Awesome recommendations… adding most to my (ever growing) TBR list.


I love this post. Calypso was such a good summer book. Other good options: Look Alive Out There by Sloane Crosley and You Think it I’ll Say it by Curtis Sittenfield. Currently reading The Long Goodbye by Raymond Chandler, which I’m enjoying


Catherine, you and David are all of us! “Interests: Eating out, taking the New York Times weekly news quiz”, “unaffordable textiles and furniture” – get out of my head! Thanks for this awesome roundup.


Thank you for reminding me about 79 Squares. I too loved this book and even have thought about it recently but couldn’t remember the title. Can’t wait to get it for my teenagers!


It’s always wonderful to find someone who loves a book as much as I do. I still have my much beloved copy by Elizabeth George Speare. Just a quick note: It’s The Witch of Blackbird _Pond_.

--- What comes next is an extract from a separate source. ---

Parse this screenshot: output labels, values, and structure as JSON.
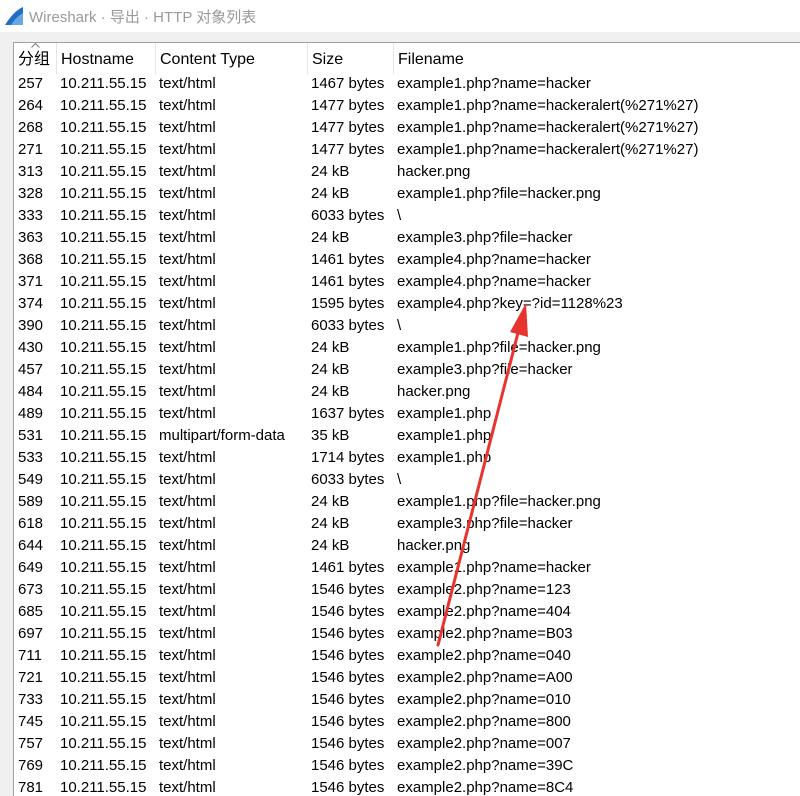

Great post, thank you.

Ellen Scott

I am having summer with my niece and i try to create reading book habit for her, i dont wanna spend a lot time for cellphone. Plus reading book is really a wonderful habit. thank for your share about this books.